Segment Start: Data in this exercise

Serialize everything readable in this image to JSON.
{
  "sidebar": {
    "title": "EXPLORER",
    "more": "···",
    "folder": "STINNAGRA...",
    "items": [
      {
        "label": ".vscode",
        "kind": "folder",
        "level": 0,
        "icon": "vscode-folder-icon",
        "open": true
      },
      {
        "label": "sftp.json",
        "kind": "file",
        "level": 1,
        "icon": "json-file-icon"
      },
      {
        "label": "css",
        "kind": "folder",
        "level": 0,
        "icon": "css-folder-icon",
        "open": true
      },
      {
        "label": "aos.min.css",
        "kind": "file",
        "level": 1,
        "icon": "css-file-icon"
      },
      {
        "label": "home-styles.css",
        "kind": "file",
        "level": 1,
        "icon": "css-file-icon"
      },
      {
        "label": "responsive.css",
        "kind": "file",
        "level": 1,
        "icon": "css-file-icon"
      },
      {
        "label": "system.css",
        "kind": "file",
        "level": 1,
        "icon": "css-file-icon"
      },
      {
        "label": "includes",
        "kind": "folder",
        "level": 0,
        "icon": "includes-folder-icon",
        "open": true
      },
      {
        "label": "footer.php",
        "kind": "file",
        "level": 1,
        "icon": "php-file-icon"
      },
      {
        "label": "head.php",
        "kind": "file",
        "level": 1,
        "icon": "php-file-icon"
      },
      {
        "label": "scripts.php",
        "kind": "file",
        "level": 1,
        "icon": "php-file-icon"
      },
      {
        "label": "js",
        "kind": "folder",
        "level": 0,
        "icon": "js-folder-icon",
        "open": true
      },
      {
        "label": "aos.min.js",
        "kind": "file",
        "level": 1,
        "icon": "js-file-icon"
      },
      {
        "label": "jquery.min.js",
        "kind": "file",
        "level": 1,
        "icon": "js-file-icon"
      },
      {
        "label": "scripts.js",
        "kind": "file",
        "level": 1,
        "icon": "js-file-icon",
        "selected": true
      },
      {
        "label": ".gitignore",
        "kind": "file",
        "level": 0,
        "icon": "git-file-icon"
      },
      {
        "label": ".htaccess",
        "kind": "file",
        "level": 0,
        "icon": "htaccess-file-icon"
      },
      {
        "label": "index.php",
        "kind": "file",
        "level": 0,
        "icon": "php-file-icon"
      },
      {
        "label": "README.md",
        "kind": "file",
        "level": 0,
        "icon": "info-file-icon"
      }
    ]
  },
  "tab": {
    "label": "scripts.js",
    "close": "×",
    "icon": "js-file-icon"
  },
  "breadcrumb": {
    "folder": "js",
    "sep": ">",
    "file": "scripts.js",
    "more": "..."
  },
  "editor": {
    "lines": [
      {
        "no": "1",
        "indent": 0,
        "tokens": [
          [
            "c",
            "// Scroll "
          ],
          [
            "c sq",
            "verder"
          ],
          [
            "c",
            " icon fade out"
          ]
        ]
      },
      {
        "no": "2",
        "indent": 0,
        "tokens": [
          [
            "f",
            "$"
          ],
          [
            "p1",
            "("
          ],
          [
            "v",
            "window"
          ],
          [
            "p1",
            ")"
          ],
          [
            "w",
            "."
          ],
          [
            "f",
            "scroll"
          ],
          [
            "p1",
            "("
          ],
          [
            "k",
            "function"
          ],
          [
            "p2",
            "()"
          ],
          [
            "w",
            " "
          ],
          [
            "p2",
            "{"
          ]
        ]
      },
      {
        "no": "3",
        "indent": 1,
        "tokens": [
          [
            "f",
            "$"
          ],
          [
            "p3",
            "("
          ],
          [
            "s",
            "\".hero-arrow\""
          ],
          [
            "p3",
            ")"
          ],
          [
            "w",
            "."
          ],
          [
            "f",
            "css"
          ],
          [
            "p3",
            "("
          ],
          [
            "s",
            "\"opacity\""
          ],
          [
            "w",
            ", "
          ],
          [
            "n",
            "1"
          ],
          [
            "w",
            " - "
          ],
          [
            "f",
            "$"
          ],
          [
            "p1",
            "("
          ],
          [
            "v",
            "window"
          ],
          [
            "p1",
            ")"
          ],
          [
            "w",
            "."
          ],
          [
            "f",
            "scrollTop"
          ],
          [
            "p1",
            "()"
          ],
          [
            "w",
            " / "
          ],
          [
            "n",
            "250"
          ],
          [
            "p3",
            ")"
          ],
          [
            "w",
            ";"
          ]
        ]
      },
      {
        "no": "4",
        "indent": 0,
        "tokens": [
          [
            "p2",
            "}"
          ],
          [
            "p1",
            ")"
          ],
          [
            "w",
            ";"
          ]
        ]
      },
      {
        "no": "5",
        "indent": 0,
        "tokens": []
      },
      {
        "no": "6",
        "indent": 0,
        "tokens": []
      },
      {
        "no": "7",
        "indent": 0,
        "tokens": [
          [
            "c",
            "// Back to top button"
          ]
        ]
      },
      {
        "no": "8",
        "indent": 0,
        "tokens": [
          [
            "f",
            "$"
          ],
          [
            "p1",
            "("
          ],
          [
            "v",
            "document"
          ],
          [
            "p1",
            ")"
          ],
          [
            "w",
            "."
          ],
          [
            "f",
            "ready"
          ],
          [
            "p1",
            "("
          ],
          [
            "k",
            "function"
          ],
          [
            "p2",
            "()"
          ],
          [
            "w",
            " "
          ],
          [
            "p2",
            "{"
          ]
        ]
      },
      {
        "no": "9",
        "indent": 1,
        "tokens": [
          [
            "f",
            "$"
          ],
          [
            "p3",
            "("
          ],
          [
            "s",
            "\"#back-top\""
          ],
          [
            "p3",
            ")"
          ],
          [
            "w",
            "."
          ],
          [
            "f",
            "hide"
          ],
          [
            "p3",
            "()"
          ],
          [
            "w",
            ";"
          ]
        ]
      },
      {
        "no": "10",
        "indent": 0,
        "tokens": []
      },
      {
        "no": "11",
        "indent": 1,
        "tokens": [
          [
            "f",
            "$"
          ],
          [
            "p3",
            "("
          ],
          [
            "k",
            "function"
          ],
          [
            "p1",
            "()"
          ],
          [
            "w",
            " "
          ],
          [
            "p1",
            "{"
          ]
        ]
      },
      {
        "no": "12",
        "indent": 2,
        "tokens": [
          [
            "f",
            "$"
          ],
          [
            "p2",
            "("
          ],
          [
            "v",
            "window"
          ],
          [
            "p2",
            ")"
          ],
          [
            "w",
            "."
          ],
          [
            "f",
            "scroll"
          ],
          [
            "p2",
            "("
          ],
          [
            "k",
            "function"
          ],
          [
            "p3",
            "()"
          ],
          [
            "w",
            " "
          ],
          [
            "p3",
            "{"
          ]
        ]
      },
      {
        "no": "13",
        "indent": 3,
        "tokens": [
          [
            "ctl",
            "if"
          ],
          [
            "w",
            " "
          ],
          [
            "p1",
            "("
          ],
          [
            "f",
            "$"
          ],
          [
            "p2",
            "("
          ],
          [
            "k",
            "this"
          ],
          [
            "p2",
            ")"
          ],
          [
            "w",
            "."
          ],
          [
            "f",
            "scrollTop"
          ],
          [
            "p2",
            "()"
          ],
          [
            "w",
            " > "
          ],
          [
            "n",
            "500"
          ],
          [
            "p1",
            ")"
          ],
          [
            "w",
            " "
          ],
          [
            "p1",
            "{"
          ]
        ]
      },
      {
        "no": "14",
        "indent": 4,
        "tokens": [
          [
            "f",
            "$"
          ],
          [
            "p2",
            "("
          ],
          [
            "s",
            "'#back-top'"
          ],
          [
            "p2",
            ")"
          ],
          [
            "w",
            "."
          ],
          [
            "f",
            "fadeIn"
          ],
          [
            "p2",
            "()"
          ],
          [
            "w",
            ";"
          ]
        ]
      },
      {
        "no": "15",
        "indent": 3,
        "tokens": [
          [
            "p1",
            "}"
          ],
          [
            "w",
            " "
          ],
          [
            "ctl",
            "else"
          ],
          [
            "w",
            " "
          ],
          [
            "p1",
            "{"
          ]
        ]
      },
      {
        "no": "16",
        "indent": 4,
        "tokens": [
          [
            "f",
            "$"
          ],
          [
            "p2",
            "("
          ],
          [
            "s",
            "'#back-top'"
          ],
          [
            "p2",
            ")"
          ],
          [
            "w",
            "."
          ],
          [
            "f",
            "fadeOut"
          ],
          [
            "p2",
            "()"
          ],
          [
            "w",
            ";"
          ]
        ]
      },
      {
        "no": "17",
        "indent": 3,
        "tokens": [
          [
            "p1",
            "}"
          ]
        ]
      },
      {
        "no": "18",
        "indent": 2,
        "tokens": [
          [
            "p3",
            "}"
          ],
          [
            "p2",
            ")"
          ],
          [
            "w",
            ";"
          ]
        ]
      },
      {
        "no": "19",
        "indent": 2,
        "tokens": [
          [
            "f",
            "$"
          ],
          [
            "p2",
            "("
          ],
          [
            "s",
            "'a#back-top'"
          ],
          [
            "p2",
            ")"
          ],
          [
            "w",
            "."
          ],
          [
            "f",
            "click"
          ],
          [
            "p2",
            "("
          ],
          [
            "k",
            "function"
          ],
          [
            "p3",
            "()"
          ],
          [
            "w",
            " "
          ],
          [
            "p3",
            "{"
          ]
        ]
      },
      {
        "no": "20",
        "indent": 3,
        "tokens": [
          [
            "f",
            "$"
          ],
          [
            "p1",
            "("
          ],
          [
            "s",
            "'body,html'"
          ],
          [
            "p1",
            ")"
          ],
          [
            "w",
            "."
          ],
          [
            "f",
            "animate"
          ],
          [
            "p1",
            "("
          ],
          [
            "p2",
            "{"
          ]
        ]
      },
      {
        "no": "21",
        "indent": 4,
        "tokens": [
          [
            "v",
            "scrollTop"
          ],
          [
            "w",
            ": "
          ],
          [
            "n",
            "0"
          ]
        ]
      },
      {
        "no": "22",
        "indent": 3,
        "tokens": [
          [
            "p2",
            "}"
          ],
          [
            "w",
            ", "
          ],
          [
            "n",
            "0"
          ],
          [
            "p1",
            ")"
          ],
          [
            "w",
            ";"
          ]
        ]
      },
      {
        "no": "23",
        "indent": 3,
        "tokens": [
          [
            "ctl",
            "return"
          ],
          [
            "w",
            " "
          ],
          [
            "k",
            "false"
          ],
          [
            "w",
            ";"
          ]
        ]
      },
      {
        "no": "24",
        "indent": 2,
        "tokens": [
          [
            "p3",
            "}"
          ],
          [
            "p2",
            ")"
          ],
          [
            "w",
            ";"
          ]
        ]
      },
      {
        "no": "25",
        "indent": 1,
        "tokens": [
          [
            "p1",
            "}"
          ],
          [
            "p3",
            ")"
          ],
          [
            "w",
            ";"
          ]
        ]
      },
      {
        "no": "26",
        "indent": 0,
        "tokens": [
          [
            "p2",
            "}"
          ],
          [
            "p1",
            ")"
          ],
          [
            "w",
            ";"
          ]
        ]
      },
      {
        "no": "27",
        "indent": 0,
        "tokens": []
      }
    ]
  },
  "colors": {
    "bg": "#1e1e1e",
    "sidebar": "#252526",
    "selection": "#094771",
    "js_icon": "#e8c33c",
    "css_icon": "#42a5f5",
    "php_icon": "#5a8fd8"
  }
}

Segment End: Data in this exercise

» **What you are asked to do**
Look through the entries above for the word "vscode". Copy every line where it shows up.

» **Answer below**
        "label": ".vscode",
        "icon": "vscode-folder-icon",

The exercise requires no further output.